_Task instructions_:
Show every line below where "label" appears.

_Source information_:

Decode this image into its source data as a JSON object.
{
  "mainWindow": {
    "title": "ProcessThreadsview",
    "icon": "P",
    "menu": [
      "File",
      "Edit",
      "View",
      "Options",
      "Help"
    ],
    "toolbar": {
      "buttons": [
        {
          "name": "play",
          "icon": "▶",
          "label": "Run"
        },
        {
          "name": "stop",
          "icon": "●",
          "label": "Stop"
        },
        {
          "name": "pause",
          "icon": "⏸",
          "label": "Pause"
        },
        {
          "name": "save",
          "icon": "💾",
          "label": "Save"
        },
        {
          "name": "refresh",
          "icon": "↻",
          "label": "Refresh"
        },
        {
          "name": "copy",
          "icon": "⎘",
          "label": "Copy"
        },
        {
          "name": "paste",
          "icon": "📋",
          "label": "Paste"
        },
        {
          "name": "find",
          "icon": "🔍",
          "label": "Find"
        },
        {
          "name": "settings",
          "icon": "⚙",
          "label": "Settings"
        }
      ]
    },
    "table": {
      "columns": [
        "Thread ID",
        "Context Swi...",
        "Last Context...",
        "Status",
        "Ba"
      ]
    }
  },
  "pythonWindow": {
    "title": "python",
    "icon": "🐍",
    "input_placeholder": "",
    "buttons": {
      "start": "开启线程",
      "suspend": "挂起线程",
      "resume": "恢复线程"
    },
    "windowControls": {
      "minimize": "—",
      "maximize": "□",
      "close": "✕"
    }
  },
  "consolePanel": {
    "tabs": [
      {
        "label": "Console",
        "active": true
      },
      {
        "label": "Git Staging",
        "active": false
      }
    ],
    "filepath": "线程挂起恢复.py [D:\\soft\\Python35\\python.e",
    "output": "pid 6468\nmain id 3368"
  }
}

_Answer section_:
          "label": "Run"
          "label": "Stop"
          "label": "Pause"
          "label": "Save"
          "label": "Refresh"
          "label": "Copy"
          "label": "Paste"
          "label": "Find"
          "label": "Settings"
        "label": "Console",
        "label": "Git Staging",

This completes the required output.